- Exercise -
Your answer should be an exact copy of every record.

- Material provided -
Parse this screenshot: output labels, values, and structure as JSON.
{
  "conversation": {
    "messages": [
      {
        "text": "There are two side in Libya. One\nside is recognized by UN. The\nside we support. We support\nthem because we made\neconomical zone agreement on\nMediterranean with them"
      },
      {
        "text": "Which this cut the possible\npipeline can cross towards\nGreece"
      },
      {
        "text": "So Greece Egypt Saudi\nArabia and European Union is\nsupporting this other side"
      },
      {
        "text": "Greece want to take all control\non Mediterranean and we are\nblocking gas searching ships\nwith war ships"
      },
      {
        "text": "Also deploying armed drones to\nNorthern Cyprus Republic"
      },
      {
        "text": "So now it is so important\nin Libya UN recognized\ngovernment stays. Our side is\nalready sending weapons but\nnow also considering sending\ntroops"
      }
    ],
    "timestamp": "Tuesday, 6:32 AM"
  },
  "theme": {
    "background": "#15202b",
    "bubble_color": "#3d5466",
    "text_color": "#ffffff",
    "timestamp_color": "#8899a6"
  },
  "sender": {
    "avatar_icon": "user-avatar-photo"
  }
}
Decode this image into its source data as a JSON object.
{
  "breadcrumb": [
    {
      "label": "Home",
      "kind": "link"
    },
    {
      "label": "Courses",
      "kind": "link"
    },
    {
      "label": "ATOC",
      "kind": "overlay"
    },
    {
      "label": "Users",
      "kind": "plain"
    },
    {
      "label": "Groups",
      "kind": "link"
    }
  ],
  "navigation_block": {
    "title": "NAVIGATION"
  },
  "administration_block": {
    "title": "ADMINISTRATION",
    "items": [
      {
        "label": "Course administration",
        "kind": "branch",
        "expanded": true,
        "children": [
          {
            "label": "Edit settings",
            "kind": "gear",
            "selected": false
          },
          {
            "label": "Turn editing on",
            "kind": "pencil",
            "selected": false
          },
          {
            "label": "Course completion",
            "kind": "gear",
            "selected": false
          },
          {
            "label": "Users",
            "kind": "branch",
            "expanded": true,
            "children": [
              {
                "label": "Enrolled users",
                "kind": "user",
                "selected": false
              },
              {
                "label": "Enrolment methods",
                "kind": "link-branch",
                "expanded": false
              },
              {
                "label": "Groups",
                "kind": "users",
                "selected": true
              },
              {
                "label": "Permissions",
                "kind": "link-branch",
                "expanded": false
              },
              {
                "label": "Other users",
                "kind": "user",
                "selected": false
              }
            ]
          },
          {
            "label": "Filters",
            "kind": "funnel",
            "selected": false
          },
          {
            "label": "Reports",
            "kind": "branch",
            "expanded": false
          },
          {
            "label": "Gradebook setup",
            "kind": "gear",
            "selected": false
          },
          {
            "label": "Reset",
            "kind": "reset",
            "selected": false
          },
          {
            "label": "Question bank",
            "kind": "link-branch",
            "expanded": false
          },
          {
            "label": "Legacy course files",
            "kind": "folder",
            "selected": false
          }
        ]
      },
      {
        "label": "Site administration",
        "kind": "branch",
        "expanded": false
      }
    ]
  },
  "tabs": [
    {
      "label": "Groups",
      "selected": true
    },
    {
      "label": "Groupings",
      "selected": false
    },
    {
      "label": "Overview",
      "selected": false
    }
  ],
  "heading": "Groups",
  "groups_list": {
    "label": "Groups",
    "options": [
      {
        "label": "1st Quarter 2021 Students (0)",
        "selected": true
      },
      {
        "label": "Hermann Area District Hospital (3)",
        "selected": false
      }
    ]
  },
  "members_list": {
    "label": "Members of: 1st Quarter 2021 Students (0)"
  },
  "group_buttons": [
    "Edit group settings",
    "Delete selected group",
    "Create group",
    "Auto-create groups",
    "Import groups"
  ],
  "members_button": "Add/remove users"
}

- Expected answer -
Parse this screenshot: output labels, values, and structure as JSON.
{
  "conversation": {
    "messages": [
      {
        "text": "There are two side in Libya. One\nside is recognized by UN. The\nside we support. We support\nthem because we made\neconomical zone agreement on\nMediterranean with them"
      },
      {
        "text": "Which this cut the possible\npipeline can cross towards\nGreece"
      },
      {
        "text": "So Greece Egypt Saudi\nArabia and European Union is\nsupporting this other side"
      },
      {
        "text": "Greece want to take all control\non Mediterranean and we are\nblocking gas searching ships\nwith war ships"
      },
      {
        "text": "Also deploying armed drones to\nNorthern Cyprus Republic"
      },
      {
        "text": "So now it is so important\nin Libya UN recognized\ngovernment stays. Our side is\nalready sending weapons but\nnow also considering sending\ntroops"
      }
    ],
    "timestamp": "Tuesday, 6:32 AM"
  },
  "theme": {
    "background": "#15202b",
    "bubble_color": "#3d5466",
    "text_color": "#ffffff",
    "timestamp_color": "#8899a6"
  },
  "sender": {
    "avatar_icon": "user-avatar-photo"
  }
}
Decode this image into its source data as a JSON object.
{
  "breadcrumb": [
    {
      "label": "Home",
      "kind": "link"
    },
    {
      "label": "Courses",
      "kind": "link"
    },
    {
      "label": "ATOC",
      "kind": "overlay"
    },
    {
      "label": "Users",
      "kind": "plain"
    },
    {
      "label": "Groups",
      "kind": "link"
    }
  ],
  "navigation_block": {
    "title": "NAVIGATION"
  },
  "administration_block": {
    "title": "ADMINISTRATION",
    "items": [
      {
        "label": "Course administration",
        "kind": "branch",
        "expanded": true,
        "children": [
          {
            "label": "Edit settings",
            "kind": "gear",
            "selected": false
          },
          {
            "label": "Turn editing on",
            "kind": "pencil",
            "selected": false
          },
          {
            "label": "Course completion",
            "kind": "gear",
            "selected": false
          },
          {
            "label": "Users",
            "kind": "branch",
            "expanded": true,
            "children": [
              {
                "label": "Enrolled users",
                "kind": "user",
                "selected": false
              },
              {
                "label": "Enrolment methods",
                "kind": "link-branch",
                "expanded": false
              },
              {
                "label": "Groups",
                "kind": "users",
                "selected": true
              },
              {
                "label": "Permissions",
                "kind": "link-branch",
                "expanded": false
              },
              {
                "label": "Other users",
                "kind": "user",
                "selected": false
              }
            ]
          },
          {
            "label": "Filters",
            "kind": "funnel",
            "selected": false
          },
          {
            "label": "Reports",
            "kind": "branch",
            "expanded": false
          },
          {
            "label": "Gradebook setup",
            "kind": "gear",
            "selected": false
          },
          {
            "label": "Reset",
            "kind": "reset",
            "selected": false
          },
          {
            "label": "Question bank",
            "kind": "link-branch",
            "expanded": false
          },
          {
            "label": "Legacy course files",
            "kind": "folder",
            "selected": false
          }
        ]
      },
      {
        "label": "Site administration",
        "kind": "branch",
        "expanded": false
      }
    ]
  },
  "tabs": [
    {
      "label": "Groups",
      "selected": true
    },
    {
      "label": "Groupings",
      "selected": false
    },
    {
      "label": "Overview",
      "selected": false
    }
  ],
  "heading": "Groups",
  "groups_list": {
    "label": "Groups",
    "options": [
      {
        "label": "1st Quarter 2021 Students (0)",
        "selected": true
      },
      {
        "label": "Hermann Area District Hospital (3)",
        "selected": false
      }
    ]
  },
  "members_list": {
    "label": "Members of: 1st Quarter 2021 Students (0)"
  },
  "group_buttons": [
    "Edit group settings",
    "Delete selected group",
    "Create group",
    "Auto-create groups",
    "Import groups"
  ],
  "members_button": "Add/remove users"
}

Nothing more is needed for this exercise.